For almost all of the last twelve years -- I don't think I've missed one since I moved to Arkansas -- I've been coming to Dallas on this weekend. It's the annual meeting of the Southwest Commission on Religious Studies, an umbrella organization that organizes a conference for the members of the American Academy of Religion, the Society of Biblical Literature, the American Schools of Oriental Research, and the Association for the Scientific Study of Religion in Texas and surrounding states.
Soon after I started attending, some of the organizers asked me to take leadership roles. I started as a chair of one of the program sessions, then served on the executive committee for the AAR's local branch, then agreed to become the AAR coordinator for the region. The six years of that job are almost up; next year will be my last in that position.
When I come to this meeting, I have a lot of jobs to do. Make decisions as a director of the Commission. Liaise between the AAR portion of the meeting and the meeting planner. Drum up attendance for the plenary. Give most of the reports at the AAR region's annual business meeting. And almost always, give a paper, moderate a session, sit on a panel.
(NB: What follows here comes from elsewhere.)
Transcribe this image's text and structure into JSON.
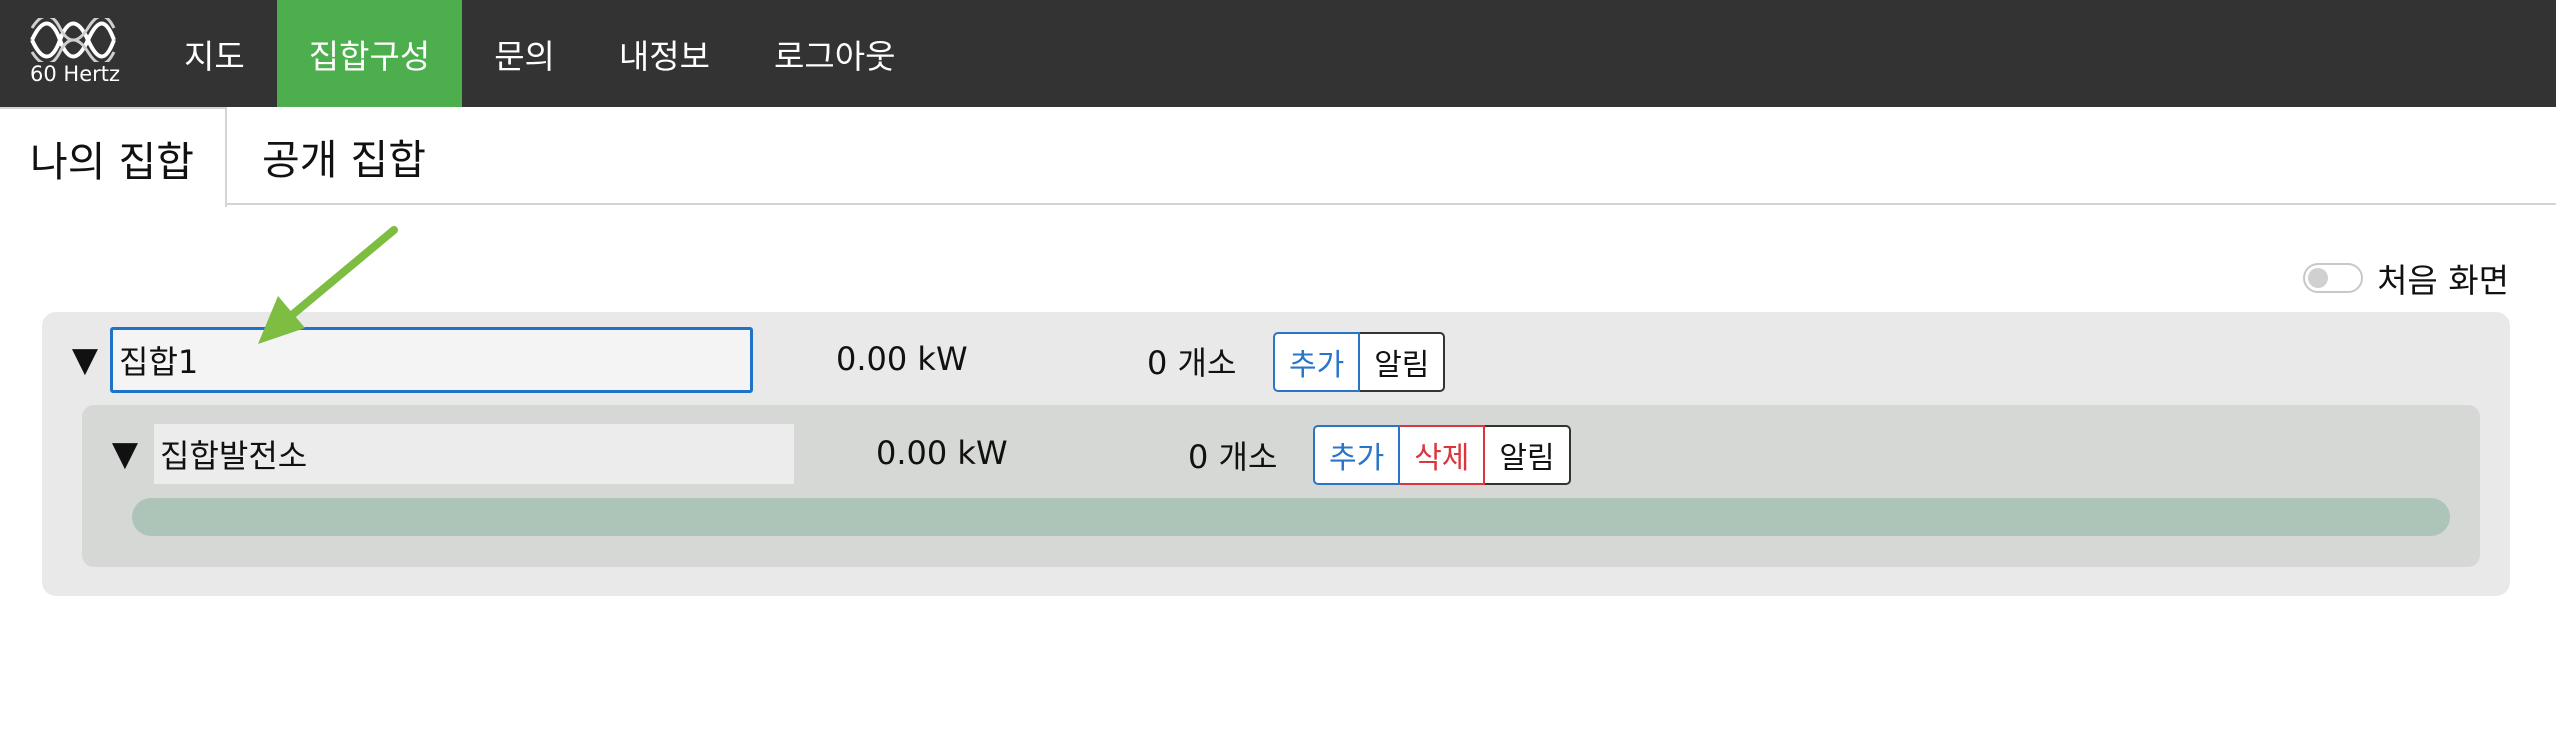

This same weekend, my dad is going to a meeting that he's been attending for years. He's a member of the Kairos team that goes into a prison and spends three days with a group of inmates. The meeting involves months of preparation, like mine. It's packed with activities and a tight schedule, like mine. My dad has several leadership roles to enact, like I do. And there's a connection, too, with the premise of the meeting being religious. Mine is about the study of religion in an academic setting, and his is about practicing one religion's mandate to visit those in prison.
I'm sure readers will have their own opinion about which one is more in sync with their values and more salutary for society. As for me, well, we do good work here at the Southwest Commission on Religious Studies, but it's certainly neither as risky nor as courageous as the work of Kairos. I dare say that while our meeting may reach more people to advance their understanding in ways that improve their teaching of thousands of students, those people reached are already committed to that path, and so the advance is not revolutionary for most or all.
I dare say that the 40 inmates this Kairos weekend will reach are much more in need, and the effect on those men of being listened to and loved is potentially enormous, life-changing. College professors are used to being listened to. We have high social status. We are respected. The opposite is true, in all cases, for men in prison.
You might want to read about my dad's experience this weekend in his blog: http://walkinganewpath.blogspot.com. I am always humbled by what he relates. He may be the most self-critical blogger I read among the hundreds of feeds I follow. While serving others and seeking truth, he's always questioning his own motives and actions -- sometimes to a fault. I need to have more of that in my life, though. My confidence and ambition frequently lead me to believe that I'm a much better, more worthy person than anyone has a right to think themselves.
My dad has always been my role model. These days we often start from different premises in terms of our political and religious stances. The measure of our sincerity and effort surely is that sometimes we end up in the same place.
Those who are with Dad on his Kairos weekend don't have the same doctrine or politics as he does, either. Kairos is interdenominational, and folks participate from the liberal mainline churches, the nondenominational fellowships, the evangelicals and fundamentalists. When they read the Bible, some are reading God's dictation while others are reading human efforts to bear witness. But all are convinced that following the example of Jesus and Paul to pay special attention to society's outcasts is a good idea, good enough to take lots of time and effort and risk to undertake.
I'm convinced of it, too, and convicted. Here I am doing the work given me to do, and I'll do it with all my might, and I know it will make a difference and be appreciated. But how thankful I am that those rockier fields have found their laborers, too, and that I have some insight into their efforts through my dad.